Organizations can start by assessing their current security posture and identifying gaps in their ability to prevent, respond to, and recover from cyber incidents. Implementing a cyber resilience strategy involves a shift in mindset - from a purely defensive approach to one that includes proactive planning, continuous monitoring, and adaptation. The benefits of a resilience-focused approach are manifold. It enhances the organization's capacity to deal with cyber incidents, ensures business continuity, maintains customer trust, and safeguards organizational reputation.
The Balancing Act
Balancing cybersecurity, compliance, and cyber resilience requires a nuanced approach, considering cost, technological integration, and security enhancements. Let us look at these in the following sections:
Cost Efficiency: Investing in technologies and processes that provide maximum protection and compliance without unnecessarily inflating the budget is crucial. This could involve prioritizing investments based on risk assessments and choosing scalable and cost-effective cloud solutions.
Technology Synergy: The technology used should serve all three aspects harmoniously. For example, investing in a security information and event management (SIEM) system can enhance cybersecurity, aid in compliance through better data management and reporting, and improve cyber resilience by enabling faster incident response. A good guide would be understanding the NIST Cyber Resiliency Engineering Framework (CREF) and using it as a guide for technology acquisition.
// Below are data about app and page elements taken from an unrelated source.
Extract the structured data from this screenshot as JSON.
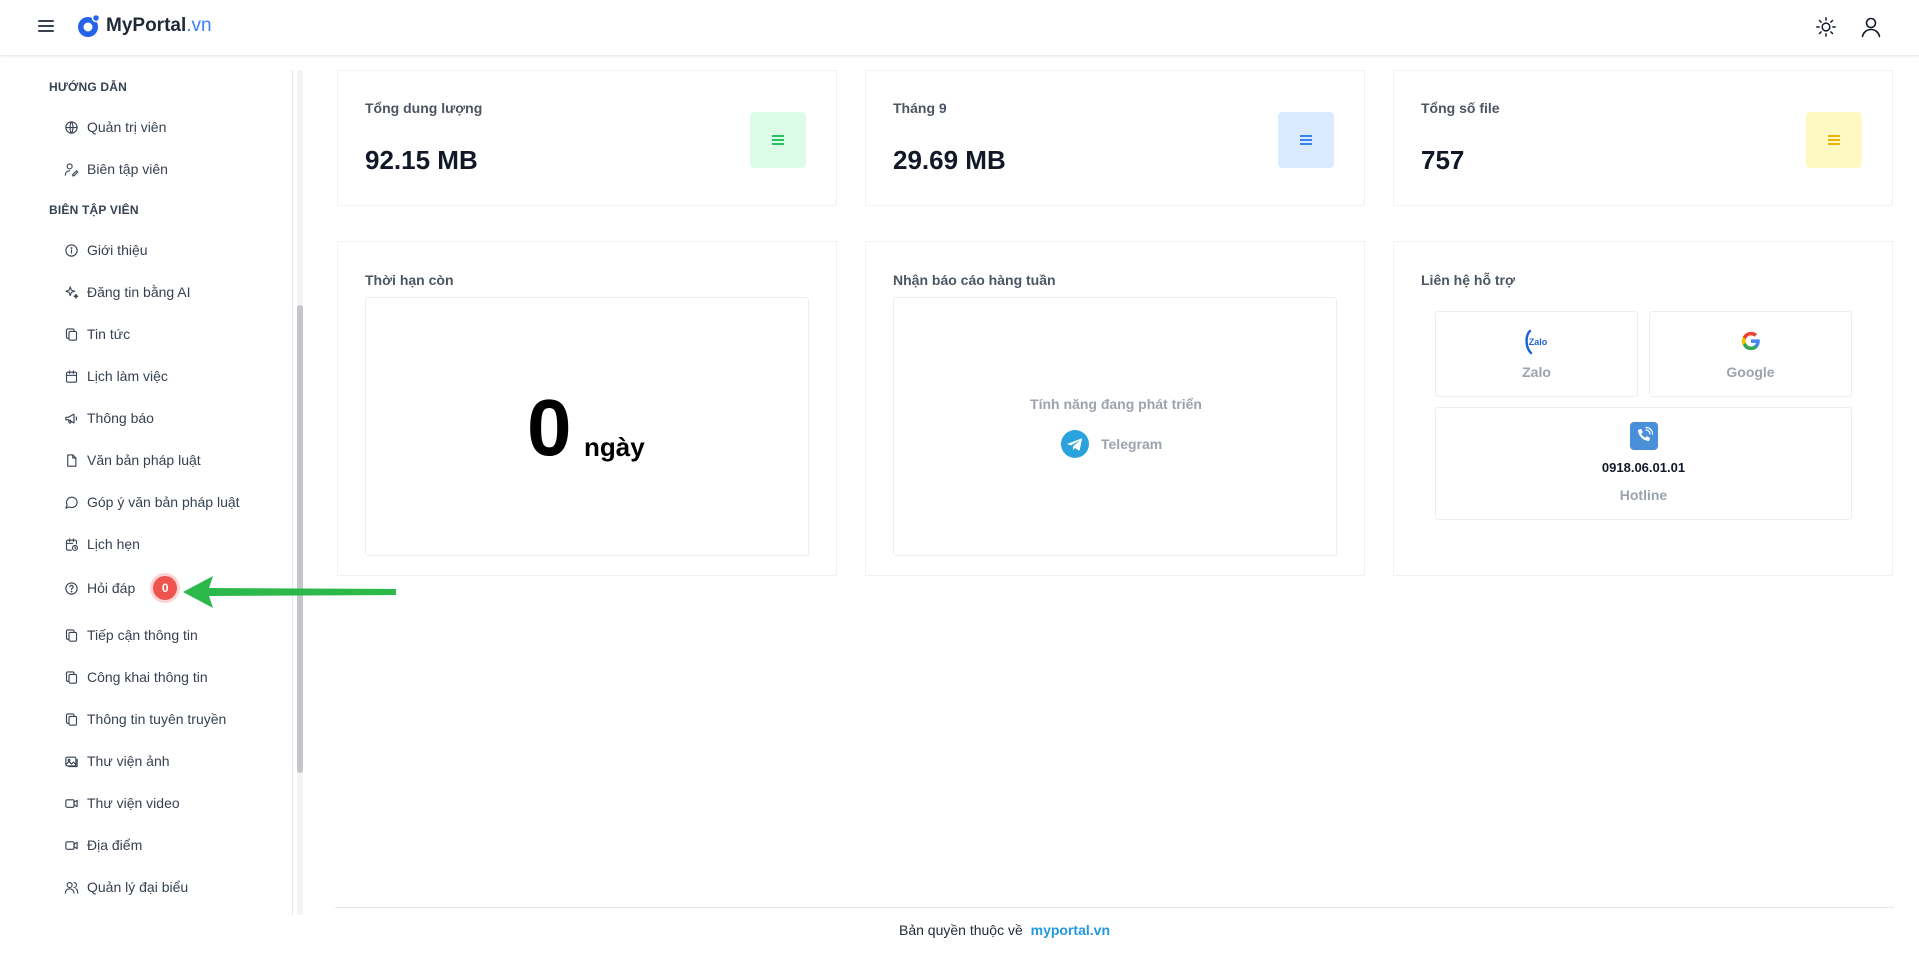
{
  "header": {
    "logo_name": "MyPortal",
    "logo_tld": ".vn",
    "menu_icon": "hamburger-icon",
    "theme_icon": "sun-icon",
    "user_icon": "user-icon"
  },
  "sidebar": {
    "sections": [
      {
        "title": "HƯỚNG DẪN",
        "items": [
          {
            "label": "Quản trị viên",
            "icon": "globe-icon"
          },
          {
            "label": "Biên tập viên",
            "icon": "user-edit-icon"
          }
        ]
      },
      {
        "title": "BIÊN TẬP VIÊN",
        "items": [
          {
            "label": "Giới thiệu",
            "icon": "info-icon"
          },
          {
            "label": "Đăng tin bằng AI",
            "icon": "sparkles-icon"
          },
          {
            "label": "Tin tức",
            "icon": "copy-icon"
          },
          {
            "label": "Lịch làm việc",
            "icon": "calendar-icon"
          },
          {
            "label": "Thông báo",
            "icon": "megaphone-icon"
          },
          {
            "label": "Văn bản pháp luật",
            "icon": "file-icon"
          },
          {
            "label": "Góp ý văn bản pháp luật",
            "icon": "message-icon"
          },
          {
            "label": "Lịch hẹn",
            "icon": "calendar-clock-icon"
          },
          {
            "label": "Hỏi đáp",
            "icon": "help-circle-icon",
            "badge": "0"
          },
          {
            "label": "Tiếp cận thông tin",
            "icon": "copy-icon"
          },
          {
            "label": "Công khai thông tin",
            "icon": "copy-icon"
          },
          {
            "label": "Thông tin tuyên truyền",
            "icon": "copy-icon"
          },
          {
            "label": "Thư viện ảnh",
            "icon": "images-icon"
          },
          {
            "label": "Thư viện video",
            "icon": "video-icon"
          },
          {
            "label": "Địa điểm",
            "icon": "video-icon"
          },
          {
            "label": "Quản lý đại biểu",
            "icon": "users-icon"
          }
        ]
      }
    ]
  },
  "stats": [
    {
      "label": "Tổng dung lượng",
      "value": "92.15 MB",
      "color": "#dcfce7",
      "icon_color": "#22c55e",
      "icon": "list-icon"
    },
    {
      "label": "Tháng 9",
      "value": "29.69 MB",
      "color": "#dbeafe",
      "icon_color": "#3b82f6",
      "icon": "list-icon"
    },
    {
      "label": "Tổng số file",
      "value": "757",
      "color": "#fef9c3",
      "icon_color": "#eab308",
      "icon": "list-icon"
    }
  ],
  "panels": {
    "remaining": {
      "title": "Thời hạn còn",
      "value": "0",
      "unit": "ngày"
    },
    "weekly": {
      "title": "Nhận báo cáo hàng tuần",
      "dev_text": "Tính năng đang phát triển",
      "telegram_label": "Telegram"
    },
    "support": {
      "title": "Liên hệ hỗ trợ",
      "zalo_label": "Zalo",
      "zalo_logo_text": "Zalo",
      "google_label": "Google",
      "hotline_number": "0918.06.01.01",
      "hotline_label": "Hotline"
    }
  },
  "footer": {
    "text": "Bản quyền thuộc về",
    "link": "myportal.vn"
  }
}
Security Optimization: The balancing act also involves optimizing security protocols to address immediate cyber threats and long-term resilience. This could mean integrating real-time cyber threat intelligence into cybersecurity measures, automating compliance processes to reduce human error, and developing robust disaster recovery plans to ensure business continuity. It is noteworthy that BCDR does not really offer resilience if routine resilience testing is not conducted.
Strategic Resource Allocation: Effective resource allocation is critical. This means assigning skilled personnel where they are most needed, such as SOC teams for real-time monitoring and quick response and compliance experts for keeping up with regulatory changes. Essentially, an understanding and implementation of people, processes, and technology aspects of cyber resilience is imperative.
Regular Reviews and Adjustments: The balance is not static. Regularly reviewing and adjusting strategies in response to evolving threats, changing regulations, and business growth is essential. This dynamic approach ensures that resources are efficiently used, and investments remain relevant.
Employee Training and Awareness: Training employees in best practices for security and compliance reduces the risk of breaches and non-compliance. It’s a cost-effective way to bolster the human element of the cybersecurity strategy.
Mitigant Cloud Security Platform
One of the challenges in balancing cloud security, compliance, and cyber resilience is the lack of enabling tools. Security teams struggle to juggle the underlying duties that facilitate these requirements, thereby leading to frustration, higher costs, and failure to achieve the objectives. The Mitigant Cloud Security platform mitigates these challenges by providing a single platform that enables security teams to fulfill these objectives easily. Organizations can leverage the Mitigant platform to align with several cloud and Kubernetes security benchmarks, implement cybersecurity measures, and adopt cyber resilience mechanisms such as the approaches specified in the NIST CREF.
Co-Founder & CTO, Mitigant. | Contributing Author - O'Reilly Security Chaos Engineering Book. | AWS Community Builder